Being in a loving, committed relationship is a common need across all humanity. The process of finding a partner and staying together is always challenging but usually very worthwhile. Making a binding commitment such as marriage and raising a family together makes the relationship even more complex.
Most relationships experience conflict at some stage. For some, it might be the occasional tiff while others may lose their spark or experience full-scale arguments.
As this form of relationship is one of our most important; when it begins to develop cracks and weaknesses it can have a detrimental effect on our health and happiness. When this happens, many couples usually attempt to work through the issues on their own. This approach can be haphazard and quite stressful so it can be very beneficial to seek help from an impartial third party using couples counselling.
Marriage counselling is a form of talk therapy aimed at helping both partners to improve and maintain an intimate relationship. It is different to other forms of counselling for relationship issues as they can be conducted with individuals. Marriage therapy essentially involves both parties attending sessions jointly or having a combination of individual and joint sessions with the counsellor.
Practitioners who choose to offer this type of therapy need to have specific training to allow them to manage the unique dynamics of working with two people at the same time as opposed to individuals.
Most of the therapy work takes place during the sessions however couples may often also be asked to complete some ‘homework’. This could include doing a particular task or doing something specific between sessions. They can use the time in between to discuss any issues or experiences that arise and also to discuss how they feel about them.
Some people may be uncomfortable with the idea of seeing a marriage counsellor for fear of being judged, told what to do or because they find it hard to admit that they could use some help.
The role of a couple and marrige counsellor is to provide an opportunity for couples to discuss their issues in a structured manner with the guidance of an impartial observer. They will not give their personal opinion or suggest any particular solution. Instead they will allow both parties to explore your situation openly and to reach your their conclusions.
Counselling can be undertaken at any stage of a committed relationship including the very early stages. It is sometimes referred to as marriage counselling and can be used to help couples with pre-nuptial discussions.
In this form, it is not about the distribution of assets if the relationship fails, but instead, it can help couples anticipate likely areas of conflict or confusion and to develop ‘contingency plans’ to help them navigate the road ahead. It is especially useful for people with different cultural backgrounds or languages.
Any couple may choose to seek counselling during periods of conflict, lifestyle changes or when communication has become difficult.

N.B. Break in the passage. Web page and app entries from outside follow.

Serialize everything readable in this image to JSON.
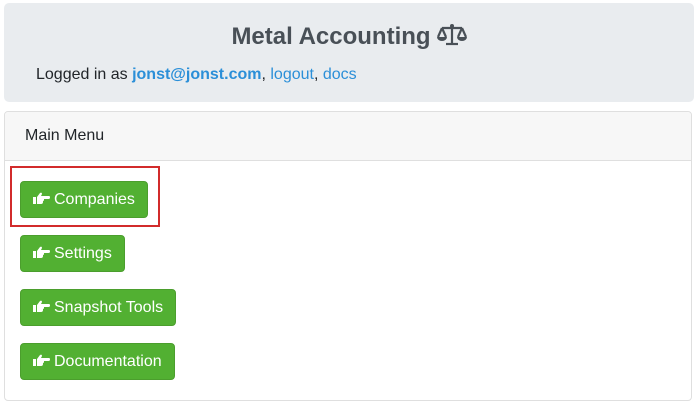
{
  "header": {
    "title": "Metal Accounting",
    "title_icon": "scale-balance-icon",
    "logged_in_prefix": "Logged in as ",
    "user_email": "jonst@jonst.com",
    "separator_1": ",",
    "logout_label": "logout",
    "separator_2": ",",
    "docs_label": "docs",
    "link_color": "#2b8fd8",
    "background": "#e9ecef"
  },
  "main_menu": {
    "title": "Main Menu",
    "buttons": [
      {
        "label": "Companies",
        "icon": "hand-point-right-icon"
      },
      {
        "label": "Settings",
        "icon": "hand-point-right-icon"
      },
      {
        "label": "Snapshot Tools",
        "icon": "hand-point-right-icon"
      },
      {
        "label": "Documentation",
        "icon": "hand-point-right-icon"
      }
    ],
    "button_color": "#52b032",
    "highlight_color": "#d22b2b"
  }
}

It can also be useful for those who are considering separation as they can spend time reflecting on the positive and negative aspects of their life together and gain some perspective before make any permanent decisions.

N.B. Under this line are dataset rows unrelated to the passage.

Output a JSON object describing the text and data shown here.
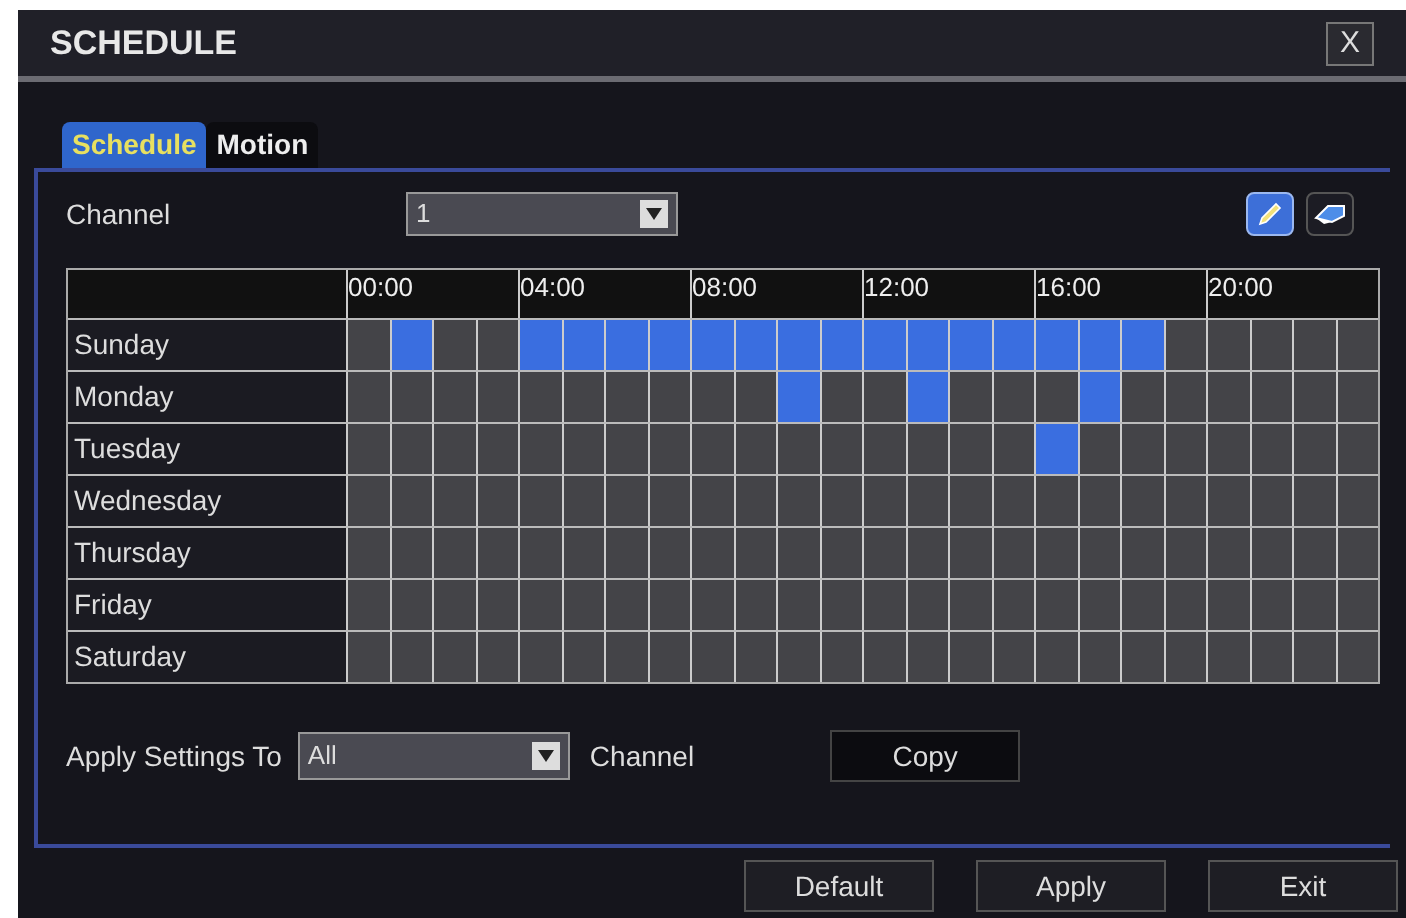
{
  "window": {
    "title": "SCHEDULE",
    "close": "X"
  },
  "tabs": [
    {
      "label": "Schedule",
      "selected": true
    },
    {
      "label": "Motion",
      "selected": false
    }
  ],
  "channel": {
    "label": "Channel",
    "value": "1"
  },
  "toolbar": [
    {
      "kind": "pencil",
      "selected": true
    },
    {
      "kind": "eraser",
      "selected": false
    }
  ],
  "schedule": {
    "hour_labels": [
      "00:00",
      "04:00",
      "08:00",
      "12:00",
      "16:00",
      "20:00"
    ],
    "days": [
      {
        "name": "Sunday",
        "cells": [
          false,
          true,
          false,
          false,
          true,
          true,
          true,
          true,
          true,
          true,
          true,
          true,
          true,
          true,
          true,
          true,
          true,
          true,
          true,
          false,
          false,
          false,
          false,
          false
        ]
      },
      {
        "name": "Monday",
        "cells": [
          false,
          false,
          false,
          false,
          false,
          false,
          false,
          false,
          false,
          false,
          true,
          false,
          false,
          true,
          false,
          false,
          false,
          true,
          false,
          false,
          false,
          false,
          false,
          false
        ]
      },
      {
        "name": "Tuesday",
        "cells": [
          false,
          false,
          false,
          false,
          false,
          false,
          false,
          false,
          false,
          false,
          false,
          false,
          false,
          false,
          false,
          false,
          true,
          false,
          false,
          false,
          false,
          false,
          false,
          false
        ]
      },
      {
        "name": "Wednesday",
        "cells": [
          false,
          false,
          false,
          false,
          false,
          false,
          false,
          false,
          false,
          false,
          false,
          false,
          false,
          false,
          false,
          false,
          false,
          false,
          false,
          false,
          false,
          false,
          false,
          false
        ]
      },
      {
        "name": "Thursday",
        "cells": [
          false,
          false,
          false,
          false,
          false,
          false,
          false,
          false,
          false,
          false,
          false,
          false,
          false,
          false,
          false,
          false,
          false,
          false,
          false,
          false,
          false,
          false,
          false,
          false
        ]
      },
      {
        "name": "Friday",
        "cells": [
          false,
          false,
          false,
          false,
          false,
          false,
          false,
          false,
          false,
          false,
          false,
          false,
          false,
          false,
          false,
          false,
          false,
          false,
          false,
          false,
          false,
          false,
          false,
          false
        ]
      },
      {
        "name": "Saturday",
        "cells": [
          false,
          false,
          false,
          false,
          false,
          false,
          false,
          false,
          false,
          false,
          false,
          false,
          false,
          false,
          false,
          false,
          false,
          false,
          false,
          false,
          false,
          false,
          false,
          false
        ]
      }
    ]
  },
  "apply": {
    "label": "Apply Settings To",
    "value": "All",
    "suffix": "Channel",
    "copy": "Copy"
  },
  "buttons": [
    "Default",
    "Apply",
    "Exit"
  ]
}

This form of counselling gives couples the opportunity to speak with someone who has no connection to either party, no pre-existing ideas of what the relationship ‘looks’ like and who is also highly trained in resolving relationship issues.
Couples and marriage counselling can help both parties:
Through the course of the sessions, the couple may find ways to improve their communication and resolve their issues, or they may also come to agree that the relationship has reached its end and they want to part ways. In either case, the counselling process gives them the opportunity to grow and to make rational decisions about their future in a calm environment.
Marriages turn to counselling for a variety of reasons both positive and negative. In the early stages of a relationship a couple may want help to plan ahead for any issues that may cause them concern in the future and discuss potential ways of dealing with them if and when they occur.
Others may become aware that their relationship has become a bit stale or that they are not communicating as well as they used to so they want explore ways they can refresh their relationship. Many marriages also seek counselling when their relationship has reached a crisis point and they can no longer move forward on their own.
Although each marriage has different needs, there are some issues that frequently arise including:
There are many other issues that couples could explore with counselling but no matter what the situation, taking the time to discuss it with the guidance of an experienced professional is usually very worthwhile.
There is no right or wrong time to seek help and a lot can depend on the nature or urgency of the issues involved. Generally, when either party starts to become concerned about the relationship or it appears unlikely that they can resolve the issues together, then it may be a good time to seek the help of a third party.
Some may believe that counselling is only for ‘emergencies’ in times of crisis, however, it can provide useful support for couples at any stage of their relationship. Dealing with concerns before they escalate to overwhelming proportions can be quite empowering and healthy for a relationship.
There are no official requirements for a couples counsellor to have a particular qualification or level of training; however, using a therapist that does have recognised qualifications and proven experience in some form of relationship counselling will help give you confidence and trust in them.
It is also useful to see if they are a member of a related professional association as this will show they have completed specialist training in their field.